Secondly, the Court of Appeal appears not to trust its own line of reasoning in James and came up with an alternative, which was that there was a line of cases starting with R v Gould, in which the criminal courts had adopted “a looser approach to precedent”.  The Court of Appeal addressed this argument by simply setting it out and not mentioning it again.

Finally, the Court of Appeal’s decision appears to have denied the defendants in this case their right to the benefit of one of the most fundamental principles underpinning the criminal justice system; the right to be tried according to the law at the time of the alleged offence, namely the test for dishonesty provided in Ghosh. Until their appeal, counsel for Mr Barton and Ms Booth did not know that the Supreme Court in Ivey had managed to overturn a binding House of Lords decision without, so far as the judgment records, hearing any submissions from either side on it.

It would seem the test for dishonesty is now both a subjective and objective one. This does bring the law in England and Wales on the meaning of dishonesty, in line with most other common law jurisdictions.

For our part, we think the test in Ivey is sensible and addresses the many valid concerns which had been raised with respect to the Ghosh test, not least of which was the ‘Robin Hood’ defence, which allowed the defendant’s subjective morality to override the objective morality of society.

But the road that was taken to get there… did the end justify the means? Was it right to jettison a fundamental pillar of criminal law in order to arrive at the right result? Was it worth it? Time will tell.

Michelle Sloane is a Partner in RPC’s Tax Disputes team. She specialises in the resolution of tax disputes and white-collar crime. Michelle can be contacted at 0203 060 6255 or
Alice Kemp is an employed barrister in RPC’s Tax Disputes team. She specialises in criminal fraud investigations and litigation conducted by regulatory bodies. Alice can be contacted on 020 3060 6527 or

Get the latest news direct to your inbox

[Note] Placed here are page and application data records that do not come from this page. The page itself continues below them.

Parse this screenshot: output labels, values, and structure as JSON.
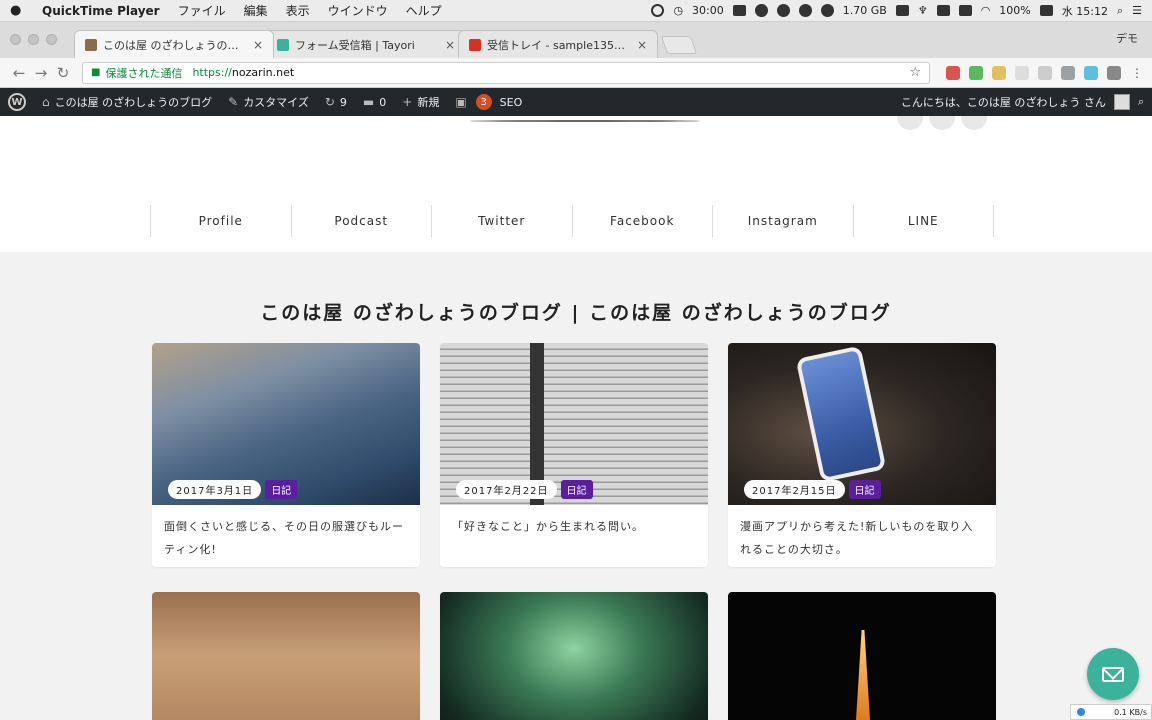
{
  "menubar": {
    "app_name": "QuickTime Player",
    "menus": [
      "ファイル",
      "編集",
      "表示",
      "ウインドウ",
      "ヘルプ"
    ],
    "timer": "30:00",
    "memory": "1.70 GB",
    "battery": "100%",
    "clock": "水 15:12"
  },
  "browser": {
    "tabs": [
      {
        "title": "このは屋 のざわしょうのブログ",
        "favicon_color": "#8b6b4a"
      },
      {
        "title": "フォーム受信箱 | Tayori",
        "favicon_color": "#3bb39a"
      },
      {
        "title": "受信トレイ - sample13590gm",
        "favicon_color": "#d93025"
      }
    ],
    "profile_label": "デモ",
    "secure_label": "保護された通信",
    "url_scheme": "https://",
    "url_host": "nozarin.net"
  },
  "adminbar": {
    "site_name": "このは屋 のざわしょうのブログ",
    "customize": "カスタマイズ",
    "updates": "9",
    "comments": "0",
    "new": "新規",
    "seo_badge": "3",
    "seo": "SEO",
    "greeting": "こんにちは、このは屋 のざわしょう さん"
  },
  "nav": [
    "Profile",
    "Podcast",
    "Twitter",
    "Facebook",
    "Instagram",
    "LINE"
  ],
  "page": {
    "heading": "このは屋 のざわしょうのブログ | このは屋 のざわしょうのブログ"
  },
  "posts": [
    {
      "date": "2017年3月1日",
      "category": "日記",
      "title": "面倒くさいと感じる、その日の服選びもルーティン化!"
    },
    {
      "date": "2017年2月22日",
      "category": "日記",
      "title": "「好きなこと」から生まれる問い。"
    },
    {
      "date": "2017年2月15日",
      "category": "日記",
      "title": "漫画アプリから考えた!新しいものを取り入れることの大切さ。"
    },
    {
      "date": "",
      "category": "",
      "title": ""
    },
    {
      "date": "",
      "category": "",
      "title": ""
    },
    {
      "date": "",
      "category": "",
      "title": ""
    }
  ],
  "netspeed": "0.1 KB/s",
  "colors": {
    "category": "#5a1e9e",
    "fab": "#3bb39a",
    "adminbar": "#23282d"
  }
}
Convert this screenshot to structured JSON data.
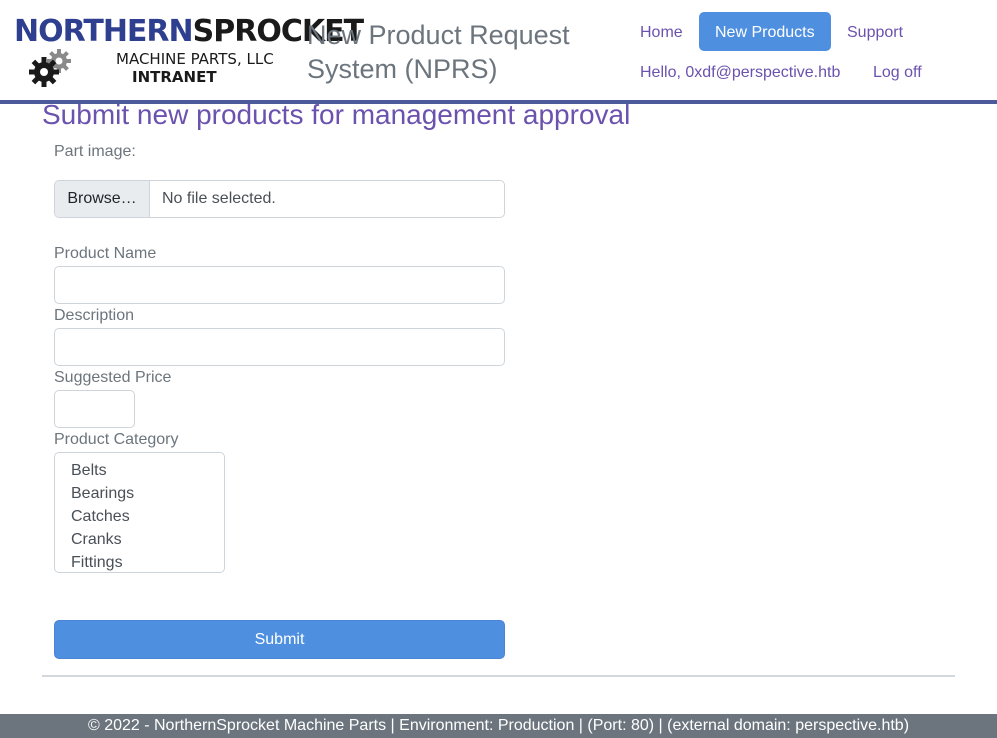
{
  "logo": {
    "top_left": "NORTHERN",
    "top_right": "SPROCKET",
    "middle": "MACHINE PARTS, LLC",
    "bottom": "INTRANET"
  },
  "header": {
    "app_title": "New Product Request System (NPRS)"
  },
  "nav": {
    "home": "Home",
    "new_products": "New Products",
    "support": "Support",
    "greeting": "Hello, 0xdf@perspective.htb",
    "logoff": "Log off"
  },
  "main": {
    "heading": "Submit new products for management approval"
  },
  "form": {
    "part_image_label": "Part image:",
    "browse_label": "Browse…",
    "file_status": "No file selected.",
    "product_name_label": "Product Name",
    "product_name_value": "",
    "description_label": "Description",
    "description_value": "",
    "price_label": "Suggested Price",
    "price_value": "",
    "category_label": "Product Category",
    "categories": [
      "Belts",
      "Bearings",
      "Catches",
      "Cranks",
      "Fittings"
    ],
    "submit_label": "Submit"
  },
  "footer": {
    "text": "© 2022 - NorthernSprocket Machine Parts | Environment: Production | (Port: 80) | (external domain: perspective.htb)"
  },
  "colors": {
    "accent_purple": "#6b52ae",
    "primary_blue": "#4e8fe0",
    "footer_gray": "#6c757d",
    "header_border": "#4a5a9a"
  },
  "icons": [
    "gear-icon"
  ]
}
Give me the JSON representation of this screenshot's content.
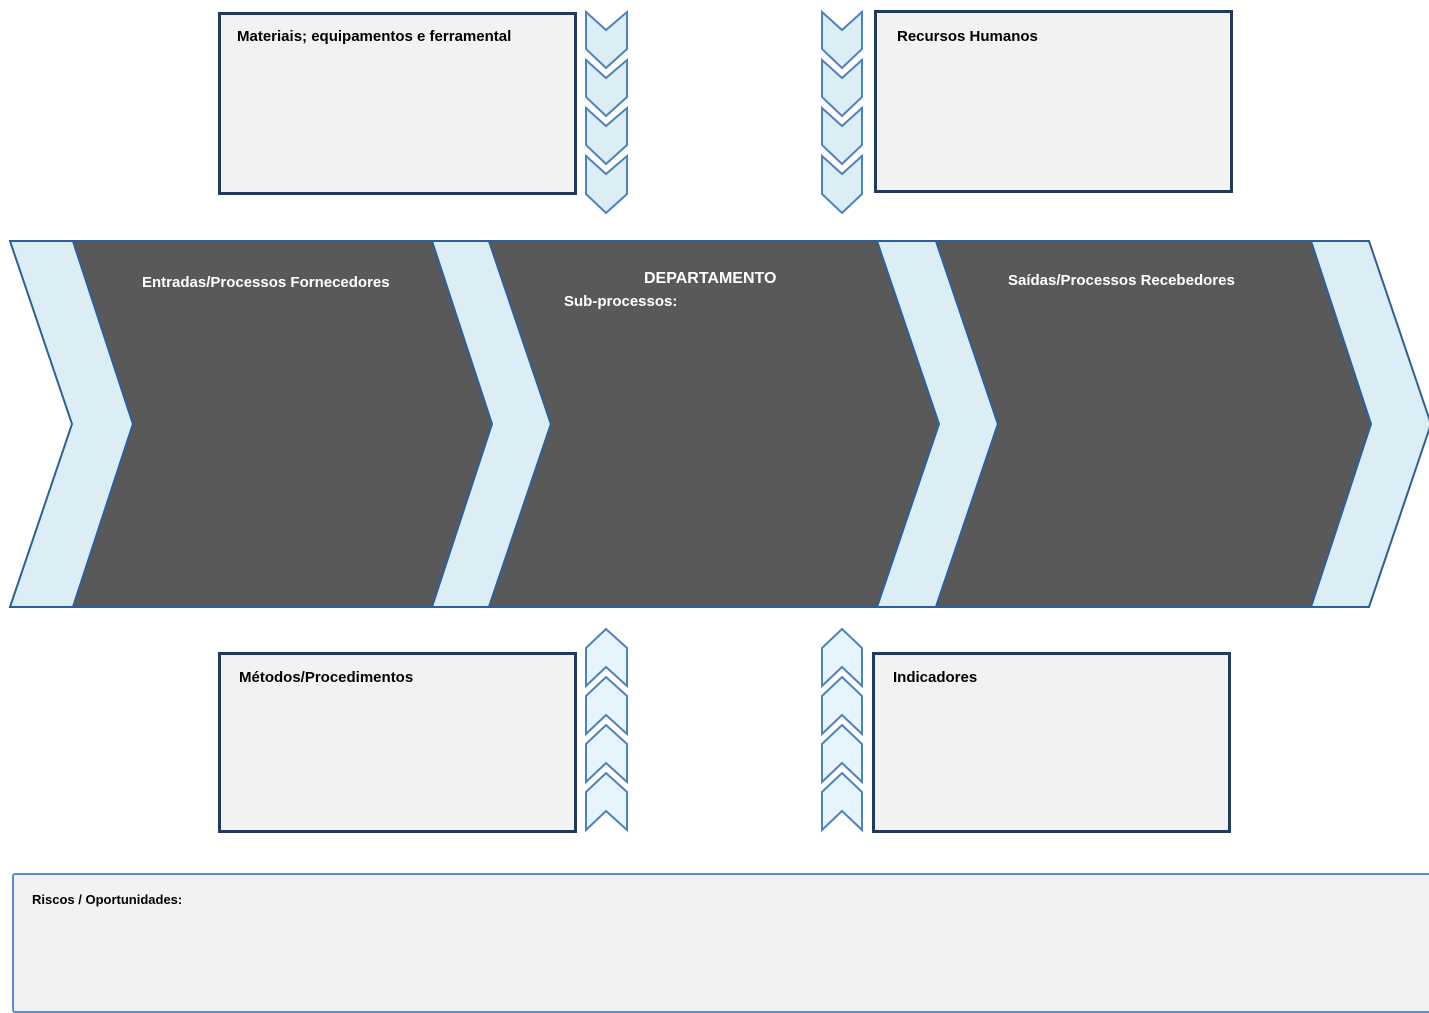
{
  "top_boxes": {
    "materials": "Materiais; equipamentos e ferramental",
    "human_resources": "Recursos Humanos"
  },
  "flow": {
    "inputs": "Entradas/Processos Fornecedores",
    "department_title": "DEPARTAMENTO",
    "subprocesses": "Sub-processos:",
    "outputs": "Saídas/Processos Recebedores"
  },
  "bottom_boxes": {
    "methods": "Métodos/Procedimentos",
    "indicators": "Indicadores"
  },
  "risks": {
    "label": "Riscos / Oportunidades:"
  },
  "colors": {
    "dark_fill": "#595959",
    "light_fill": "#dbeef6",
    "stroke": "#2e5f97",
    "box_border": "#1f3b5e",
    "box_fill": "#f2f2f2"
  }
}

Sign up to our mailing list to receive weekly bulletins on all of the latest accounting news.

"*" indicates required fields

This field is for validation purposes and should be left unchanged.